- Written by David Chambers
Picocells are operated and managed more closely by the network operator who also pays for site rental, transmission back to the core network
Femtocells are semi-autonomous, sensing from their immediate environment the best frequency and radio parameters to use. They are installed, powered and connected by the end user or business with less active remote management by the network operator, who remains responsible for them.
What’s the difference between picocells and femtocells?
Cellular systems increase capacity by reusing the same radio frequencies across many cellsites – in dense urban areas that means cellsites with coverage areas of as little as 200 metres. In order to provide adequate capacity, plus good in-building coverage (and thus quality), large numbers of small cellsites are required.
Macrocells are the original, wide area high power basestations which cover areas up to about 20 miles radius (more in specific situation). In urban areas, a separate layer of microcells is installed to provide the capacity and in-building penetration needed, taking the load off the macrocellular network.

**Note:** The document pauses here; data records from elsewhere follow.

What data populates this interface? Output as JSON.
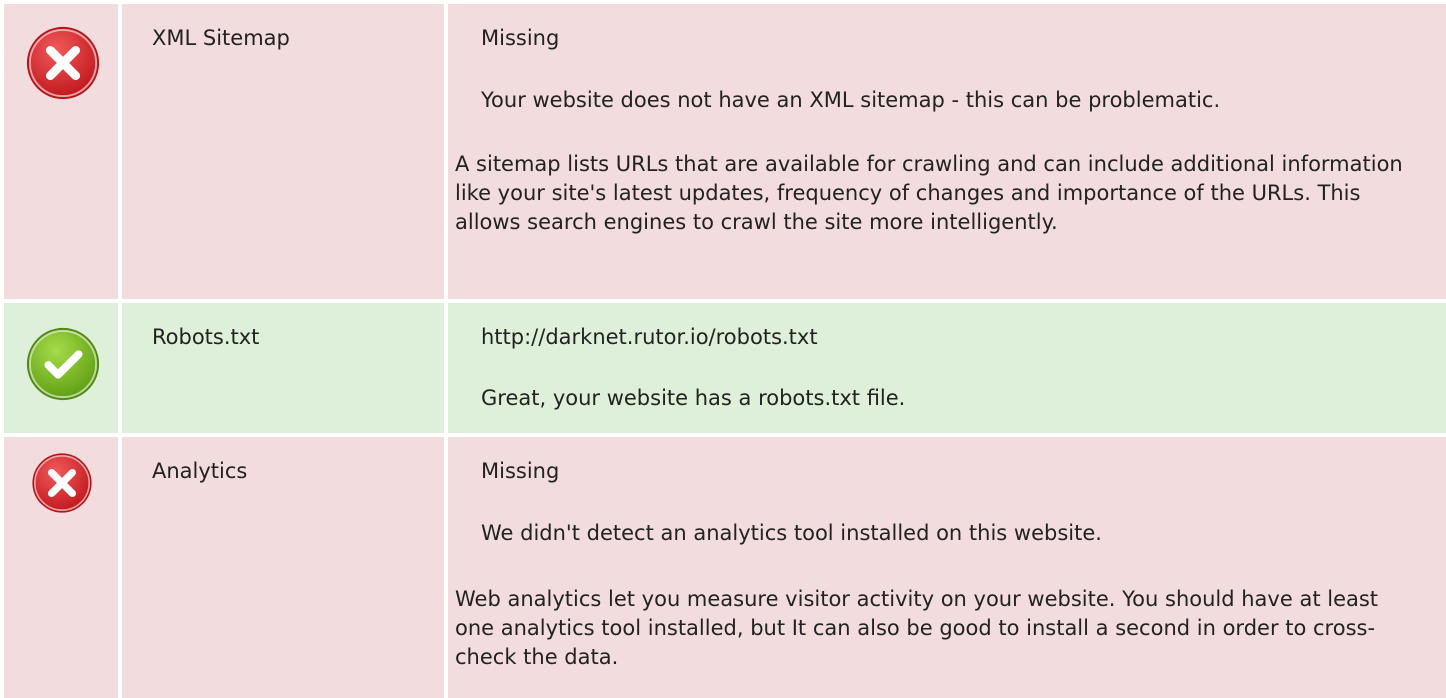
{
  "rows": [
    {
      "status": "fail",
      "status_icon": "error-x-icon",
      "label": "XML Sitemap",
      "value": "Missing",
      "message": "Your website does not have an XML sitemap - this can be problematic.",
      "description": "A sitemap lists URLs that are available for crawling and can include additional information like your site's latest updates, frequency of changes and importance of the URLs. This allows search engines to crawl the site more intelligently."
    },
    {
      "status": "pass",
      "status_icon": "success-check-icon",
      "label": "Robots.txt",
      "value": "http://darknet.rutor.io/robots.txt",
      "message": "Great, your website has a robots.txt file.",
      "description": ""
    },
    {
      "status": "fail",
      "status_icon": "error-x-icon",
      "label": "Analytics",
      "value": "Missing",
      "message": "We didn't detect an analytics tool installed on this website.",
      "description": "Web analytics let you measure visitor activity on your website. You should have at least one analytics tool installed, but It can also be good to install a second in order to cross-check the data."
    }
  ],
  "colors": {
    "fail_bg": "#f2dcdd",
    "pass_bg": "#dff0da",
    "fail_icon": "#d3262b",
    "pass_icon": "#7cbf24"
  }
}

For office buildings and shopping malls with extremely high demand, even smaller cellsites are used. All three types of cell operate in a very similar way, and are actively managed and configured by the mobile network operator. Each cell is configured with neighbour lists, so that mobile phones can switch over to an appropriate nearby cell and continue their conversation without interruption.
Picocells are normally installed and maintained directly by the network operator, who would pay for site rental, power and fixed network connections back their switching centre.

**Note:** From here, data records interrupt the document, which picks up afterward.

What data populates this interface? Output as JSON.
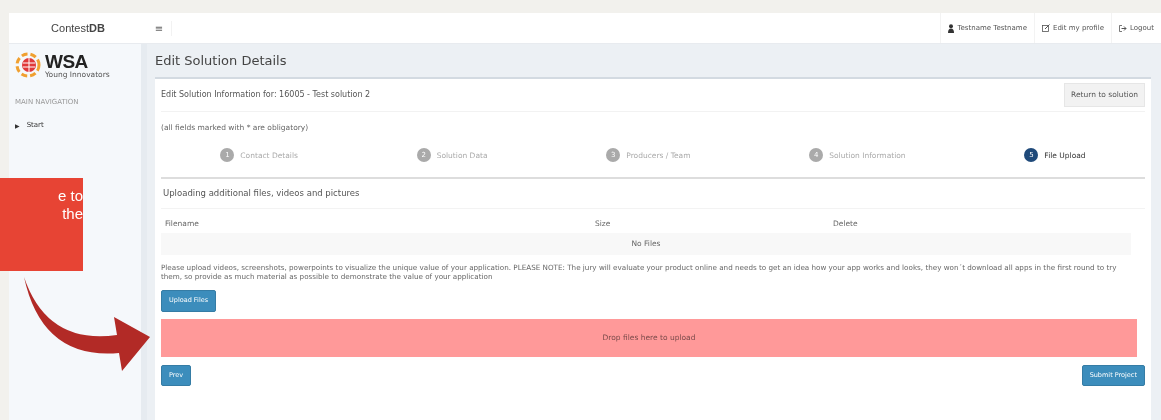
{
  "brand": "Contest**DB**",
  "menu_toggle": "≡",
  "user_menu": [
    {
      "kind": "user",
      "label": "Testname Testname"
    },
    {
      "kind": "edit",
      "label": "Edit my profile"
    },
    {
      "kind": "logout",
      "label": "Logout"
    }
  ],
  "logo": {
    "title": "WSA",
    "subtitle": "Young Innovators"
  },
  "sidebar": {
    "heading": "MAIN NAVIGATION",
    "items": [
      {
        "label": "Start",
        "icon": "▶"
      }
    ]
  },
  "page_title": "Edit Solution Details",
  "card": {
    "title": "Edit Solution Information for: 16005 - Test solution 2",
    "return_button": "Return to solution",
    "notice": "(all fields marked with * are obligatory)",
    "steps": [
      {
        "number": "1",
        "label": "Contact Details",
        "selected": false
      },
      {
        "number": "2",
        "label": "Solution Data",
        "selected": false
      },
      {
        "number": "3",
        "label": "Producers / Team",
        "selected": false
      },
      {
        "number": "4",
        "label": "Solution Information",
        "selected": false
      },
      {
        "number": "5",
        "label": "File Upload",
        "selected": true
      }
    ],
    "section_title": "Uploading additional files, videos and pictures",
    "table": {
      "columns": [
        "Filename",
        "Size",
        "Delete"
      ],
      "empty_message": "No Files"
    },
    "help_text": "Please upload videos, screenshots, powerpoints to visualize the unique value of your application. PLEASE NOTE: The jury will evaluate your product online and needs to get an idea how your app works and looks, they won´t download all apps in the first round to try them, so provide as much material as possible to demonstrate the value of your application",
    "upload_button": "Upload Files",
    "dropzone": "Drop files here to upload",
    "prev_button": "Prev",
    "submit_button": "Submit Project"
  },
  "callout": {
    "lines": [
      "e to",
      "the"
    ]
  }
}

Femtocells differ from picocells because they are intended to be much more autonomous. They are self-installed by the end user in their home or office, primarily for their own benefit. Femtocells automatically determine which frequency and power levels to operate at, rather than being directed from a centrally determined master plan. This allows the network to adapt automatically as new femtocells are added or moved without the need for a complete frequency replan.
The disadvantage is that femtocells would not normally broadcast a list of nearby neighbouring cells. Mobile phones would thus maintain the connection on the femtocell as much as possible, but risk dropping the call or having an short outage if the call needs to be switched across to an external macro or microcell.
Femtocell vendors have been promoting the use of their products within the enterprise, in order to displace picocells. Their arguments are based on lower operational costs (ease of installation, ongoing maintenance etc.). The business case for femtocells in the enterprise is potentially stronger than for picocells, because of the lower installation and ongoing operational costs. It would piggyback on the existing IP network infrastructure provided by the business IT department, who could use mechanisms to prioritise the traffic above mainstream data traffic to ensure high voice quality. Corporations would expect to benefit from lower cost calls within their enterprise locations in return for installing and maintaining these systems, which would also be offset by not requiring fixed phones at the desk.
Table of differences between femtocells and picocells
Transmission to operator's network